Podcast Extra: Bienvenu explains how which part of Louisiana you’re from determines the way you cook Creole food.
Kris Gianakos of Meridian comes from a large Greek family. In this episode, he discusses his favorite way to prepare leg of lamb. Lamb is a staple of Greek cooking. For his family, it was a dish usually served during the holidays. He also describes avgolemono soup, a traditional Greek chicken soup and explains why it always reminds him of home.
PODCAST EXTRA: According to Gianakos, wherever he travels, he runs into other Greeks eager to share their traditional foods. As examples he cites two Greek-owned restaurants in Memphis and Oxford.
Mary Louise Tarver was born in 1918 on Elm’s Court Plantation in Natchez. In this episode, she recalls her Uncle Will’s garden and his prickly relationship with her mother.
Growing up on a farm taught Mary Louise Tarver to enjoy simple pleasures. She remembers riding horseback to the Homochitto Swamp to spend the day fishing.
For Mary Louise Tarver, farm life meant learning to be self-sufficient. She describes how her mother would use apple peels to make vinegar, and use the vinegar to make pickles.

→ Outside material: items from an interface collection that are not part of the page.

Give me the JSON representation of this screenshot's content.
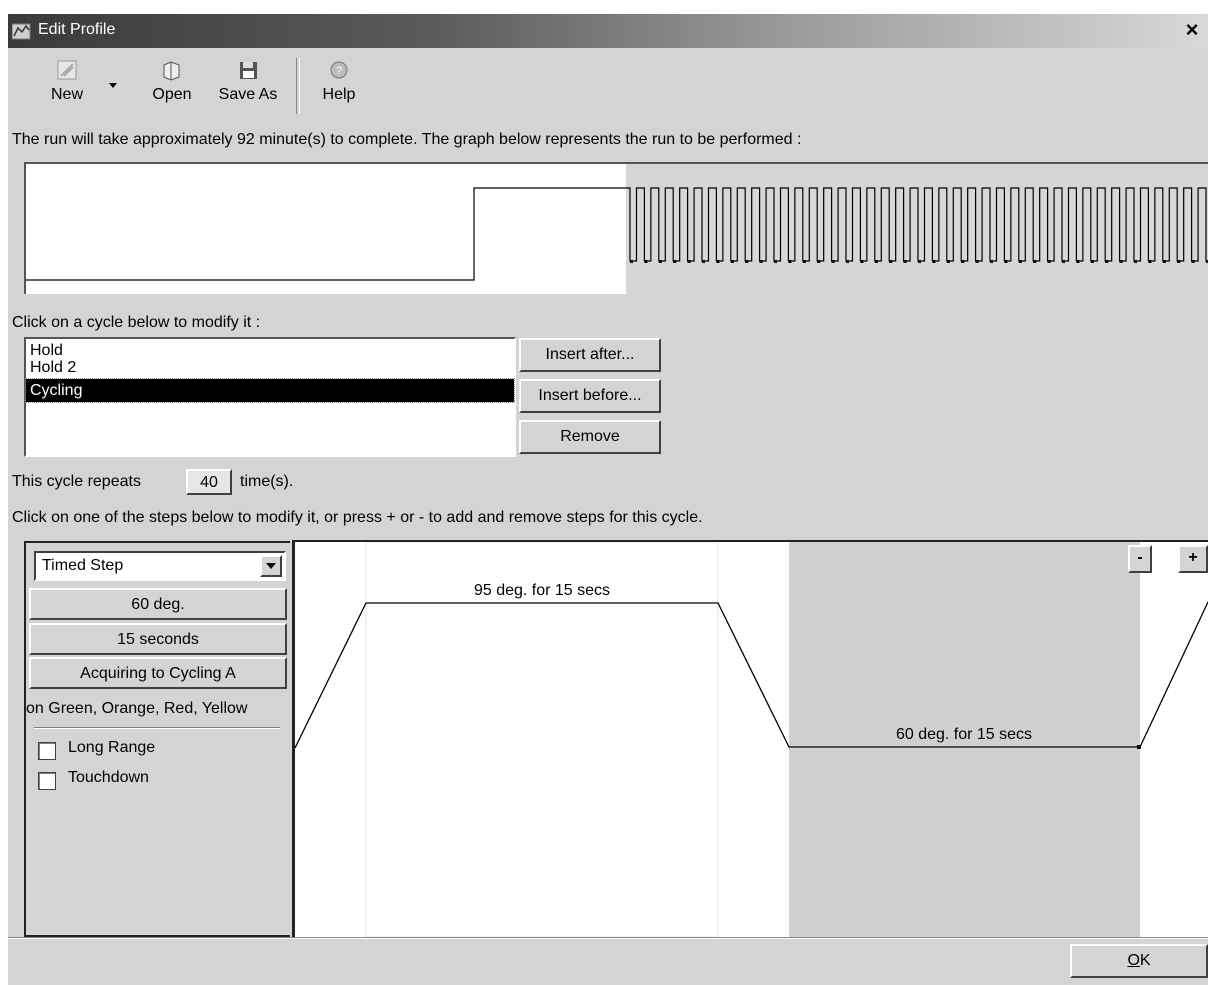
{
  "window": {
    "title": "Edit Profile",
    "close_label": "×"
  },
  "toolbar": {
    "new_label": "New",
    "open_label": "Open",
    "save_as_label": "Save As",
    "help_label": "Help"
  },
  "summary_text": "The run will take approximately 92 minute(s) to complete. The graph below represents the run to be performed :",
  "cycles": {
    "prompt": "Click on a cycle below to modify it :",
    "items": [
      "Hold",
      "Hold 2",
      "Cycling"
    ],
    "selected": "Cycling",
    "insert_after_label": "Insert after...",
    "insert_before_label": "Insert before...",
    "remove_label": "Remove"
  },
  "repeat": {
    "prefix": "This cycle repeats",
    "count": "40",
    "suffix": "time(s)."
  },
  "steps_prompt": "Click on one of the steps below to modify it, or press + or - to add and remove steps for this cycle.",
  "step_editor": {
    "type_value": "Timed Step",
    "temperature": "60 deg.",
    "duration": "15 seconds",
    "acquiring": "Acquiring to Cycling A",
    "channels": "on Green, Orange, Red, Yellow",
    "long_range_label": "Long Range",
    "touchdown_label": "Touchdown",
    "long_range_checked": false,
    "touchdown_checked": false
  },
  "steps": [
    {
      "label": "95 deg. for 15 secs"
    },
    {
      "label": "60 deg. for 15 secs",
      "selected": true
    }
  ],
  "step_controls": {
    "minus_label": "-",
    "plus_label": "+"
  },
  "ok_label": "OK",
  "colors": {
    "selected_step_bg": "#d0d0d0",
    "titlebar_start": "#3a3a3a",
    "titlebar_end": "#d8d8d8"
  }
}
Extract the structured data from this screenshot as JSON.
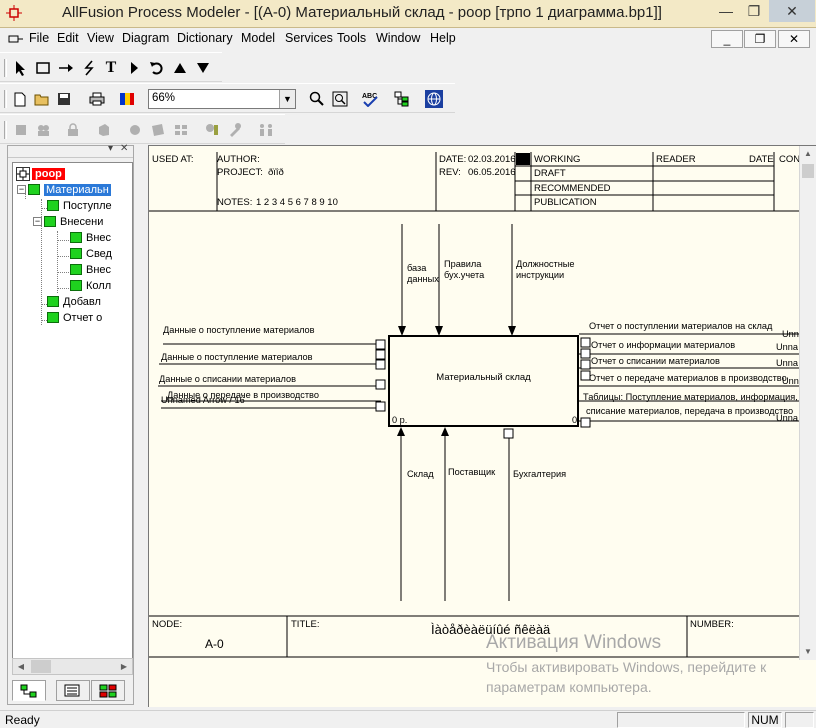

PODCAST EXTRA: During the Great Depression, some schools began serving students a hot lunch using food items provided by government. Tarver recalls how the lunch lady did the best she could with what she had on hand.
Before there was Whole Foods, there was wild foods. As a young man, Alonzo Brandon of Port Gibson, hunted in order to help feed his family. In this episode he describes how he would outsmart the squirrels that tried to hide from him.
After working all day, Alonzo Brandon would often go coon hunting. He recalls waiting until dawn some nights for a treed coon to finally come down. He also discusses his weapon of choice, the 22 caliber rifle.
Brandon’s family raised hogs as an additional source of protein. In this podcast extra, he remembers how the hogs would also hunt to supplement their diets.
Jackson has always enjoyed a wide selection of choices when it comes to dining out. In this episode, Randy Yates discusses the important role Greek restaurateurs played in Jackson’s culinary history. Yates began working for Primos Northgate restaurant as a college student. He remembers the large crowds and the places the staff would go between shifts.
After Primos, Yates took a job working at Scrooge’s. He credits owner Bill Latham and Don Primos for teaching him some important job skills.
Today, Randy Yates is co-owner of the Ajax Diner, on the Square, in Oxford.
Hattiesburg native, Robert St. John opened his first restaurant, The Purple Parrot, in 1987. He explains his decision to have multiple dining formats in the same building.
St. John has authored seven cookbooks and his weekly food column is syndicated in thirty newspapers. In this extended version of the original episode, he discusses how his love of traditional Southern cooking, seafood and Creole cuisine has shaped his own cooking style and how Southern cooking has evolved in the past twenty-five years.
Jewish holidays are traditionally associated with certain foods. Gail Goldberg of Greenwood discusses some of these dishes. She explains why, as the Jewish population of Greenwood has declined, holiday traditions have become even more important. Goldberg also details the tremendous amount of effort that goes into preparing for the family’s annual Rosh Hashanah celebration.